▸ What to do
In the entries that follow, say how many lines contain the string "legend". Give no other words.

▸ Data for the task
--------------------------------------------------
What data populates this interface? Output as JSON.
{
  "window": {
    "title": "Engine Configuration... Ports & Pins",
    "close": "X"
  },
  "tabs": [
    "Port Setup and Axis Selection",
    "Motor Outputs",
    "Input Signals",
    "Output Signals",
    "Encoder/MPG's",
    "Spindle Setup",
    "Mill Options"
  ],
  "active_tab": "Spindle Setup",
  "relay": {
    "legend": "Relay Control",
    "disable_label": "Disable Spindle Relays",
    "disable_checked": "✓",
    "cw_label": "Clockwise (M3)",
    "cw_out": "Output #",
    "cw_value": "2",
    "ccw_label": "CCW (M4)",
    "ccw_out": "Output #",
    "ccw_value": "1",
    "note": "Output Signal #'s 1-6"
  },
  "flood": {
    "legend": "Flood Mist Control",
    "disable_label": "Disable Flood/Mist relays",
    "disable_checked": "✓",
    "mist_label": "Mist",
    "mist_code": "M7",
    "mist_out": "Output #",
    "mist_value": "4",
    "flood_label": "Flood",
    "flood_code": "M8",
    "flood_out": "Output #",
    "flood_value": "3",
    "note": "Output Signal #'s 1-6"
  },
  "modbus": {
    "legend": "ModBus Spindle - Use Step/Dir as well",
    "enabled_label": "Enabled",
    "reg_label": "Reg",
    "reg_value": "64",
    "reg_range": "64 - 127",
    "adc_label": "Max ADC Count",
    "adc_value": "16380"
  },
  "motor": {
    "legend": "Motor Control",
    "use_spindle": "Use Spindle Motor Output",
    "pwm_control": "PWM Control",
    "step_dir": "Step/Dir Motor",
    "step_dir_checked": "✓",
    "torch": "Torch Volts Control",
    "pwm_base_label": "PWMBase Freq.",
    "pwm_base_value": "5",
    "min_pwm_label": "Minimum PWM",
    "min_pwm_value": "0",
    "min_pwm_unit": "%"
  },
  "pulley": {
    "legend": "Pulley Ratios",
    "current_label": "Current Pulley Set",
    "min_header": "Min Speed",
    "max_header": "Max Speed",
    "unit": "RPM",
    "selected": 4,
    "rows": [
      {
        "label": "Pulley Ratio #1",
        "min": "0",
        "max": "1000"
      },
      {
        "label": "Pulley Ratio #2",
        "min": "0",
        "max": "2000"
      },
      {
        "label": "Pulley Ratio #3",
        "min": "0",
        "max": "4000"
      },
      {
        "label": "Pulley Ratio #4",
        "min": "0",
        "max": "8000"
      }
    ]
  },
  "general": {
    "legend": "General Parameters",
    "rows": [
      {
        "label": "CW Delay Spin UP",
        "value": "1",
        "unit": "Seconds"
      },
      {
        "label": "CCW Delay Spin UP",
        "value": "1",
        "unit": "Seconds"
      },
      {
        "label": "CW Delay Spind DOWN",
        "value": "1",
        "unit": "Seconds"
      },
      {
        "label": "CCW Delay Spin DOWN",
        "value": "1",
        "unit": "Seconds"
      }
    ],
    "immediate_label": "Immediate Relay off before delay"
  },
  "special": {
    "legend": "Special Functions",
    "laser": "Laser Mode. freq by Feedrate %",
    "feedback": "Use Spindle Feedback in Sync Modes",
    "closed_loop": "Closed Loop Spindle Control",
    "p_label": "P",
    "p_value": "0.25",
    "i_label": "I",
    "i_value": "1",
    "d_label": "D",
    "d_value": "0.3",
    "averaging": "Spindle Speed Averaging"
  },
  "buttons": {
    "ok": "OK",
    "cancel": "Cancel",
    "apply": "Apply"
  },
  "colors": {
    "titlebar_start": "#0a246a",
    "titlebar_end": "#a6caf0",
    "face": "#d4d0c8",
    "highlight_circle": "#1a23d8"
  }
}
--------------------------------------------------
▸ Written solution
7